## DATA FOR PROCESSING:
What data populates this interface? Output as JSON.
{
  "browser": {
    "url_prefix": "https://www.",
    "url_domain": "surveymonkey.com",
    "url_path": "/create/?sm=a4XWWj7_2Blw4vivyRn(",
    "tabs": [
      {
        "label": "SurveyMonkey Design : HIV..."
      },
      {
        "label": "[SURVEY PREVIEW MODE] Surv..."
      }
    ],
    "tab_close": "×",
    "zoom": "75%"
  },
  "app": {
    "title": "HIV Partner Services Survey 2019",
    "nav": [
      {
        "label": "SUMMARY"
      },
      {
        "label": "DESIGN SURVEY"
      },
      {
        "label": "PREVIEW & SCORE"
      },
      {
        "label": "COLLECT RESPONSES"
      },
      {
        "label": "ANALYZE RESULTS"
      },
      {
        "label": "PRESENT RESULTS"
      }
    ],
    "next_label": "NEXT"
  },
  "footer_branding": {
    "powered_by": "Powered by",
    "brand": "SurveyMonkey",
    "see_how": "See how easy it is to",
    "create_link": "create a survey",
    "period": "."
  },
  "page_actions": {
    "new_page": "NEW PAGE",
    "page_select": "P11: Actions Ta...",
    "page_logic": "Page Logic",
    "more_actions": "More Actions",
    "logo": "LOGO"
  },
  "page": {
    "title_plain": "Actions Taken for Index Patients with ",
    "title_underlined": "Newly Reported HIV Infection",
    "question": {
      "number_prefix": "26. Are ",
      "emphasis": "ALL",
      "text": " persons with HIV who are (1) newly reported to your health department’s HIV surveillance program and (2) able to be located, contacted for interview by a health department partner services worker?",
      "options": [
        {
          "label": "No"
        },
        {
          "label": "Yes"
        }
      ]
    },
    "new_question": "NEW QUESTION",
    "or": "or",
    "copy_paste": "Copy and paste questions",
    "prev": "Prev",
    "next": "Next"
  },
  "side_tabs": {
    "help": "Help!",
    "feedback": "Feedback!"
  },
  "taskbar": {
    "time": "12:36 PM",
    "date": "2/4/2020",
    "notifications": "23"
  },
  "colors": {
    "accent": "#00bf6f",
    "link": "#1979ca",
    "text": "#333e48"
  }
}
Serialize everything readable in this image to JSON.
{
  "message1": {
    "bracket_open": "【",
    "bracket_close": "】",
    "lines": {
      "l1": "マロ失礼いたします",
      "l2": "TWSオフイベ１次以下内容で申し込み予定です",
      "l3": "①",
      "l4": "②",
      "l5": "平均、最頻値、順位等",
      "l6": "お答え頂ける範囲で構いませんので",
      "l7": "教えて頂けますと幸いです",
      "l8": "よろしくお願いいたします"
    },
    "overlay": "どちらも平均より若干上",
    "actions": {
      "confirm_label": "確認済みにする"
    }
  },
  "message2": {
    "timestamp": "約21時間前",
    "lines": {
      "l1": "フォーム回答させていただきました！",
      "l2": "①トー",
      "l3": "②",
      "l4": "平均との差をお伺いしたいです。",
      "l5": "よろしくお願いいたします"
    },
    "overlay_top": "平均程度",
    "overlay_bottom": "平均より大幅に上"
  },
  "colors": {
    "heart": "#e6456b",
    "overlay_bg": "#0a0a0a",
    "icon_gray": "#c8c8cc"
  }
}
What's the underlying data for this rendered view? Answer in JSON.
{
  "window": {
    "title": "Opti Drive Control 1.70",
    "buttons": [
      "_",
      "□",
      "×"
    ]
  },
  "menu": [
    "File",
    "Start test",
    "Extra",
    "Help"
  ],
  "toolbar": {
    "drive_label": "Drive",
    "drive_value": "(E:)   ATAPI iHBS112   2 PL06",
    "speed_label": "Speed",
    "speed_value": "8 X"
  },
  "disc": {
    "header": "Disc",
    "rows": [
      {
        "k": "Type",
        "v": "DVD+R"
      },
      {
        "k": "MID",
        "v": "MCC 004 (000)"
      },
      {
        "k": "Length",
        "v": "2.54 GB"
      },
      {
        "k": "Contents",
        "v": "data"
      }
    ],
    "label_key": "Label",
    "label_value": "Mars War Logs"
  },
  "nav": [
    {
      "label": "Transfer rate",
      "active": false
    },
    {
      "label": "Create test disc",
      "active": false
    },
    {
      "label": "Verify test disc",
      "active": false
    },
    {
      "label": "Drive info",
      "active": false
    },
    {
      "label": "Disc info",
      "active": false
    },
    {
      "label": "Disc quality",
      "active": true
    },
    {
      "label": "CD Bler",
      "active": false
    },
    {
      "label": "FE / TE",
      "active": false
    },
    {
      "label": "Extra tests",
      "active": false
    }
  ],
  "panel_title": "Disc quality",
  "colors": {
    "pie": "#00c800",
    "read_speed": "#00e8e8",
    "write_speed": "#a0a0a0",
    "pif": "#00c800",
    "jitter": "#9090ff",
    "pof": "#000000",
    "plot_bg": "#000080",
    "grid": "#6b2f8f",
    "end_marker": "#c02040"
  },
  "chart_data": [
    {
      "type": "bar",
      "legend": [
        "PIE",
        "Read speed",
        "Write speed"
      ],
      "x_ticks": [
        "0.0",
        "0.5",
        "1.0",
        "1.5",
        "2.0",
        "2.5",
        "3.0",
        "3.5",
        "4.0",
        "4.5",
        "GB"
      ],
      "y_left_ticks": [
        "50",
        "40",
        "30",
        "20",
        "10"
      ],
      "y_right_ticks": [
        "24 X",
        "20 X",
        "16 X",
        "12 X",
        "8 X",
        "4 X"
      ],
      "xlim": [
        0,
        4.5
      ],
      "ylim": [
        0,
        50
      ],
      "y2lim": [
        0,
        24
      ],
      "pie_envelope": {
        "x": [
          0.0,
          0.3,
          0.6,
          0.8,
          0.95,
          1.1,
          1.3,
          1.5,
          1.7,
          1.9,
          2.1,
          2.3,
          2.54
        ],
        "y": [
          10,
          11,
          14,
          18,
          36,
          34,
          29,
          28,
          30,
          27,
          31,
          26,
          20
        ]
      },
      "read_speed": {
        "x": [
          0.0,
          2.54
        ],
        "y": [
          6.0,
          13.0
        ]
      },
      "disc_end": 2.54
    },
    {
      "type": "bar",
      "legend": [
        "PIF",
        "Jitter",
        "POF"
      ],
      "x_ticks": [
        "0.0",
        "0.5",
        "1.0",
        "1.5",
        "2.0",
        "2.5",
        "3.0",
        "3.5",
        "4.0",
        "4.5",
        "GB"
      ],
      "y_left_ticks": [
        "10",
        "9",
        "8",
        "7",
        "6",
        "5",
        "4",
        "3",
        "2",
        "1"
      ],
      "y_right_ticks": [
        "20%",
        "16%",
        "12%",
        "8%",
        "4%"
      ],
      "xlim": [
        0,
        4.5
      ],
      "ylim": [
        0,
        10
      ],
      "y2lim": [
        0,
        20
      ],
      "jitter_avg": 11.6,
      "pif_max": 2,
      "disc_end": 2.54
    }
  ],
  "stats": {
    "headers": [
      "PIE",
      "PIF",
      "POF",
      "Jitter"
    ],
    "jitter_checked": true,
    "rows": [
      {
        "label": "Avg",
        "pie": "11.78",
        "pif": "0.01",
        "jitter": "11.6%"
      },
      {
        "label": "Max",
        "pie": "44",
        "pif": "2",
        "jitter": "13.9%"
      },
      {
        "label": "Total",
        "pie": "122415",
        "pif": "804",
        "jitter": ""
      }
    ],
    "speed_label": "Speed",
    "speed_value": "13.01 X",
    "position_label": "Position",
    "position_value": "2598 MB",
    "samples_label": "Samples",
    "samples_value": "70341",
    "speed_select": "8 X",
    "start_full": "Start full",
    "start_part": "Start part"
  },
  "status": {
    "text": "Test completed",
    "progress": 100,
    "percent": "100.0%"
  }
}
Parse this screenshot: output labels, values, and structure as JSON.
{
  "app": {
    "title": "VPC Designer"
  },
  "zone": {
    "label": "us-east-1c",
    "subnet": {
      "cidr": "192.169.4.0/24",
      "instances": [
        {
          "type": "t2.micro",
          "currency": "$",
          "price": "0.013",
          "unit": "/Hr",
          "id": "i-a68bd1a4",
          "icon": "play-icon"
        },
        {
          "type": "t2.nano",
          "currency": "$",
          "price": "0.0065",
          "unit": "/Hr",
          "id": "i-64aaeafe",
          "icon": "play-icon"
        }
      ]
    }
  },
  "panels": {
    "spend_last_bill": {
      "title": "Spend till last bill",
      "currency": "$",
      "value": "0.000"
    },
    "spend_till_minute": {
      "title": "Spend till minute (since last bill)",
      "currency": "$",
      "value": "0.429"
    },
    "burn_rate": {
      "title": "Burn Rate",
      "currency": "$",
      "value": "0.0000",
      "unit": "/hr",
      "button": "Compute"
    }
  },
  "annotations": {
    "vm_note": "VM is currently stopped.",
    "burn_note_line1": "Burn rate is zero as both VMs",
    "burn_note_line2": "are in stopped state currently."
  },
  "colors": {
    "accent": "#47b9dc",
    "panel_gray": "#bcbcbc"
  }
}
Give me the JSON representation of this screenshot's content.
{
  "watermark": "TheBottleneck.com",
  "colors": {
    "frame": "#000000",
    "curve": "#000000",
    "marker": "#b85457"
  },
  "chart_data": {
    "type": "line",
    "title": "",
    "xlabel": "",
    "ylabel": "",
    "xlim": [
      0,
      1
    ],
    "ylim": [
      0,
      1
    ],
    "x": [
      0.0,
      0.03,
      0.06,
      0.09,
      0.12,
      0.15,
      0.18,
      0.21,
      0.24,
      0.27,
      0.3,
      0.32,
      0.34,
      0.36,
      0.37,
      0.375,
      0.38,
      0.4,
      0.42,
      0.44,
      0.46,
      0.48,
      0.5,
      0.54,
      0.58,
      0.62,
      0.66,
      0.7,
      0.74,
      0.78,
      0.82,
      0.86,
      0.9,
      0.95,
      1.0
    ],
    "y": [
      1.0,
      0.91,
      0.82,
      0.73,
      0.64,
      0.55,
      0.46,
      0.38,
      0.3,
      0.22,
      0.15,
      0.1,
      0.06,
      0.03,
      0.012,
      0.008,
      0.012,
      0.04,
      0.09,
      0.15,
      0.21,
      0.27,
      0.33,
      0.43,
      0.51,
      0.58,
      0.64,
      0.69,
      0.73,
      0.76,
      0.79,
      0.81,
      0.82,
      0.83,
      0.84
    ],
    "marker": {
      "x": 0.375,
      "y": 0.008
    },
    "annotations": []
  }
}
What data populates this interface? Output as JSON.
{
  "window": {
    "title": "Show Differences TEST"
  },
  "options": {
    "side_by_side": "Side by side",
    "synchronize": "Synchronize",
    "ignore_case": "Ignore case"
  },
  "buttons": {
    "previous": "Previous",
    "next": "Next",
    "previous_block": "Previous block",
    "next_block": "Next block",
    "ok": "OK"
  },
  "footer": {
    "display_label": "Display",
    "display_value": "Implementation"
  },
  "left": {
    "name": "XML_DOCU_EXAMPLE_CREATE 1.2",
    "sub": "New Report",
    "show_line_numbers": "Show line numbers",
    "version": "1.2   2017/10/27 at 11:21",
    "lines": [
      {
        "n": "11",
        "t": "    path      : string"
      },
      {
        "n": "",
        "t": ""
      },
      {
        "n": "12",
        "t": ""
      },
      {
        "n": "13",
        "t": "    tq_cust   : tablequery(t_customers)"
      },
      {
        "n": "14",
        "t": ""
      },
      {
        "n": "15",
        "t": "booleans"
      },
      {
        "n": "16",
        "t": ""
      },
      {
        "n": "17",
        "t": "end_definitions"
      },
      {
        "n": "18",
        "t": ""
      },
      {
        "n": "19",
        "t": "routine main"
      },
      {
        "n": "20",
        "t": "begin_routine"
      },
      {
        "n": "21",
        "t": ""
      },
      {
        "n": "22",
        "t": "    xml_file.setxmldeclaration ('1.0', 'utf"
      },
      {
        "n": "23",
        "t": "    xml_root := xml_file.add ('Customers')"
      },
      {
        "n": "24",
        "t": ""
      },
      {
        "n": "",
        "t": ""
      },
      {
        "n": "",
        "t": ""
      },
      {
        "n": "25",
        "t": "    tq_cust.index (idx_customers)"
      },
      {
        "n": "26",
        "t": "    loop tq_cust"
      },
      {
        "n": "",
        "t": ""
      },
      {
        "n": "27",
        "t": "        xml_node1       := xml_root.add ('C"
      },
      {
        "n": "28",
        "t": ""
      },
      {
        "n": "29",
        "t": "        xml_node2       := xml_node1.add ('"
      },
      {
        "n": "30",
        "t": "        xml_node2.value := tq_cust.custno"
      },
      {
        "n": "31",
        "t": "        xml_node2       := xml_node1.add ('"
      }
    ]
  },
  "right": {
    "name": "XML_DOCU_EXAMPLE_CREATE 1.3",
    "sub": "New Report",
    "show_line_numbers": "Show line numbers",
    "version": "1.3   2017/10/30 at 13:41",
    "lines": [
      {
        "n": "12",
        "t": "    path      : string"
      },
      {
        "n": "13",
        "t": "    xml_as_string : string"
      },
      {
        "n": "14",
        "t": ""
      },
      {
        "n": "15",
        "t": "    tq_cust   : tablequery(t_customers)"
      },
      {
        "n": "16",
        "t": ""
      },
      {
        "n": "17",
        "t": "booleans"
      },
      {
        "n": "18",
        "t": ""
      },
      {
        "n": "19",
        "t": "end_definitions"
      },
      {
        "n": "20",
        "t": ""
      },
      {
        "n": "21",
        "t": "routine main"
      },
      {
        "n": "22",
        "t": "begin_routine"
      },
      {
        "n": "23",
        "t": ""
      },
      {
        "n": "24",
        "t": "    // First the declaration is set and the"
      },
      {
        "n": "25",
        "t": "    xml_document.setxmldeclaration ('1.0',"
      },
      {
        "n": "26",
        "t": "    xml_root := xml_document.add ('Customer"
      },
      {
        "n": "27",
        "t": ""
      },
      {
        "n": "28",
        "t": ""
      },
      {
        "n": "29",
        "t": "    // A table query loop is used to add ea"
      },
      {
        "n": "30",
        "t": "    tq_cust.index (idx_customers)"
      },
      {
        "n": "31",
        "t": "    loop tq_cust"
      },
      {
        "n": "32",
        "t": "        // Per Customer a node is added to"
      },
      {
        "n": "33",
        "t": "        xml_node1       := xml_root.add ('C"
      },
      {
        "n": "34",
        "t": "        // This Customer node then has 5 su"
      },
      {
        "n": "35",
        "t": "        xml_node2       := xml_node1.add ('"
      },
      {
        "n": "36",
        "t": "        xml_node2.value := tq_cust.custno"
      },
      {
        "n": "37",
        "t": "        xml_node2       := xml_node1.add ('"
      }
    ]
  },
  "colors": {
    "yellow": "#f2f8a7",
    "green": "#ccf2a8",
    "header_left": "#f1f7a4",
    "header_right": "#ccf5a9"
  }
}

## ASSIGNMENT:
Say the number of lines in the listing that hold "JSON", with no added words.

## TASK SOLUTION:
6